The Quick and the Dead is an inexplicably underappreciated film. At the time of its release, it was quickly dismissed by critics as missing the mark. The reasons behind this early critical analysis were somewhat rooted in the mid ’90s reluctance to accept this subversive and lightly satirical take on the Western genre.

In the years since, however, it’s undergone a reassessment by critics, from which it emerges far more favourably. Unfortunately, though, the damage was already done, and The Quick and the Dead remains something of a cult gem, lost to time and to the mixed critical reception of its infancy.

For those who haven’t listened to last week’s podcast (seriously, go and listen, please), I’ll offer up a little background: The Quick and the Dead was directed by Sam Raimi off the back of the success of the Evil Dead franchise, and it stars Sharon Stone, an impossibly young Leonardo DiCaprio, Gene Hackman, Lance Henriksen, Pat Hingle, Keith David, Gary Sinise and a young unknown – in his American debut, no less – by the name of Russell Crowe.

With that unbeatable combination of acclaimed director, staggering cast and intriguing Western premise, you’d think that The Quick and the Dead would have quickly passed into high regard, but instead it was dead in the water. (Couldn’t resist the not-so-clever wordplay, sorry.)

The reasons why were fairly uninteresting; the popularity of Westerns was dwindling, with older audiences preferring more traditional, male-centric stories and not appreciating Raimi’s madcap take on the classic format, and with younger audiences not engaging as much due to that Western branding.

However, having watched The Quick and the Dead for the first time just recently, I can safely say it’s one of the most fun Westerns I’ve ever seen.

Personally, I often find the genre to be more than a little dry and often less than interesting. However, Raimi brings his colourful and bizarre approach to the classic Western with this tale of a dueling competition among the most celebrated gunslingers in the West, underpinned by its protagonist’s quest to avenge her father’s murder.

It’s hard to pick out a weakness in the film, because, other than the fact that it doesn’t fit in among its Western contemporaries, it’s truly excellent.

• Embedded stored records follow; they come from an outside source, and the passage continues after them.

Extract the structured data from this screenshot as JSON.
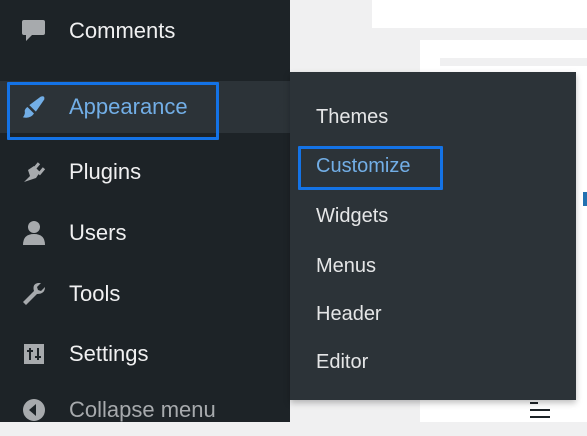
{
  "sidebar": {
    "items": [
      {
        "label": "Comments",
        "icon": "comment-icon"
      },
      {
        "label": "Appearance",
        "icon": "paintbrush-icon"
      },
      {
        "label": "Plugins",
        "icon": "plugin-icon"
      },
      {
        "label": "Users",
        "icon": "user-icon"
      },
      {
        "label": "Tools",
        "icon": "wrench-icon"
      },
      {
        "label": "Settings",
        "icon": "settings-icon"
      }
    ],
    "collapse_label": "Collapse menu"
  },
  "submenu": {
    "items": [
      "Themes",
      "Customize",
      "Widgets",
      "Menus",
      "Header",
      "Editor"
    ]
  },
  "colors": {
    "sidebar_bg": "#1d2327",
    "submenu_bg": "#2c3338",
    "highlight": "#72aee6",
    "annotation_box": "#1473e6"
  }
}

Stone, Hackman, Crowe and DiCaprio all deliver solid performances in their roles as Western stereotypes (the quiet, driven hero, the wickedly charming villain, the reformed bandit-turned-preacher, and the cocksure kid hiding a fatal insecurity), but the thing that impressed me the most was its overall presentation. It’s a genuine Western, with dusty leathers, ragged suits and frontier opulence, all with more than a little grit at its edges. But most of all, it’s Raimi’s willingness to project his own established style onto the genre that makes the film stand out – with bullet holes shining sunlight clear through a corpse, fiery set pieces and dramatically scored duels and shootouts.

In short, The Quick and the Dead makes for an exciting and entertaining watch, whether you’re a fan of Westerns, a fan of Raimi, or simply just looking to kill a couple of hours.

Rating: 70%

Summary: An impressive and engaging Western that honours the genre without alienating those uninitiated in the ways of the West. Well written, well acted and well presented.

Highlight: The duels – tense moments of blink-and-you’ll-miss-it action that are each, by nature, punctuated by the loss of a character.